:: Work instructions ::
Exclude the pictures and retype the entries as written.

Interface dataset entries
"""

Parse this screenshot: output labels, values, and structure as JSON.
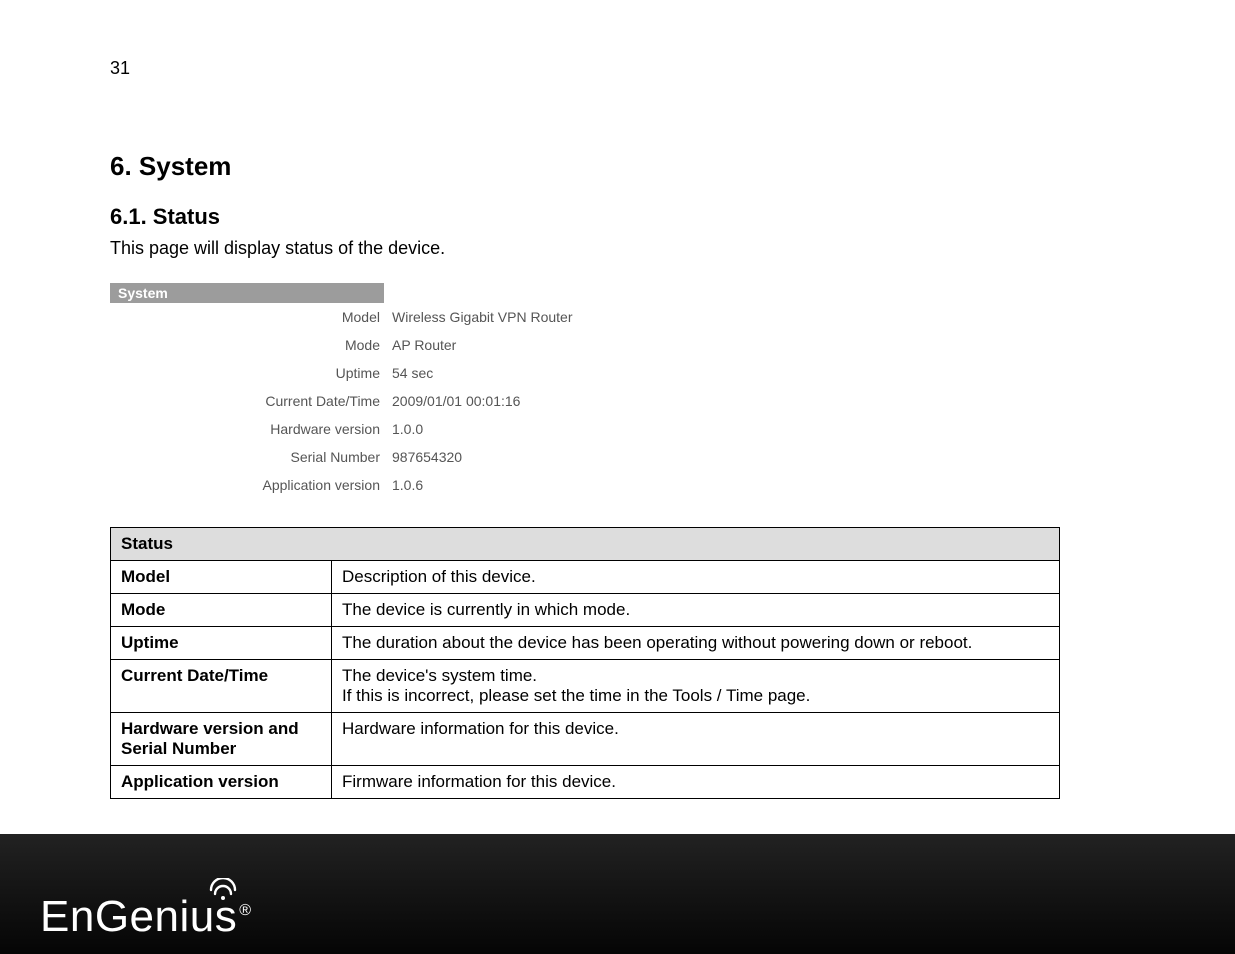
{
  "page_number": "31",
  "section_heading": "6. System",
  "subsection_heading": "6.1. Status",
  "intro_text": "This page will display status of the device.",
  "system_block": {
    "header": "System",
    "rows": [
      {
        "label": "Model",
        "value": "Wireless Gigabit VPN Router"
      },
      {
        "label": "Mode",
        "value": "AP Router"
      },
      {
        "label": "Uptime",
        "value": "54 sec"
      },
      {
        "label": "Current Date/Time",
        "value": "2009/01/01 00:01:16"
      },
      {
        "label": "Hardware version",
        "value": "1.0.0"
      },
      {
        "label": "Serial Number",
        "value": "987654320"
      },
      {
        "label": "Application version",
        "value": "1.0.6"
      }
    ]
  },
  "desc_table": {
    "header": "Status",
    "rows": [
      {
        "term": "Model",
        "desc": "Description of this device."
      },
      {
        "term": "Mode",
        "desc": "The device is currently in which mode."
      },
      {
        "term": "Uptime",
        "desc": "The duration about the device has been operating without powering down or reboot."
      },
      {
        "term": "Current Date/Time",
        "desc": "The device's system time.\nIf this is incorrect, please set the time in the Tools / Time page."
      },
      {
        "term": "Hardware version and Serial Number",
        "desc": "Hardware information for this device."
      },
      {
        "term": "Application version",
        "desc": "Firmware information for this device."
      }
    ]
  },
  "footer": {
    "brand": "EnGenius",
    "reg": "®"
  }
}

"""

:: Your solution ::
Parse this screenshot: output labels, values, and structure as JSON.
{
  "page_number": "31",
  "section_heading": "6. System",
  "subsection_heading": "6.1. Status",
  "intro_text": "This page will display status of the device.",
  "system_block": {
    "header": "System",
    "rows": [
      {
        "label": "Model",
        "value": "Wireless Gigabit VPN Router"
      },
      {
        "label": "Mode",
        "value": "AP Router"
      },
      {
        "label": "Uptime",
        "value": "54 sec"
      },
      {
        "label": "Current Date/Time",
        "value": "2009/01/01 00:01:16"
      },
      {
        "label": "Hardware version",
        "value": "1.0.0"
      },
      {
        "label": "Serial Number",
        "value": "987654320"
      },
      {
        "label": "Application version",
        "value": "1.0.6"
      }
    ]
  },
  "desc_table": {
    "header": "Status",
    "rows": [
      {
        "term": "Model",
        "desc": "Description of this device."
      },
      {
        "term": "Mode",
        "desc": "The device is currently in which mode."
      },
      {
        "term": "Uptime",
        "desc": "The duration about the device has been operating without powering down or reboot."
      },
      {
        "term": "Current Date/Time",
        "desc": "The device's system time.\nIf this is incorrect, please set the time in the Tools / Time page."
      },
      {
        "term": "Hardware version and Serial Number",
        "desc": "Hardware information for this device."
      },
      {
        "term": "Application version",
        "desc": "Firmware information for this device."
      }
    ]
  },
  "footer": {
    "brand": "EnGenius",
    "reg": "®"
  }
}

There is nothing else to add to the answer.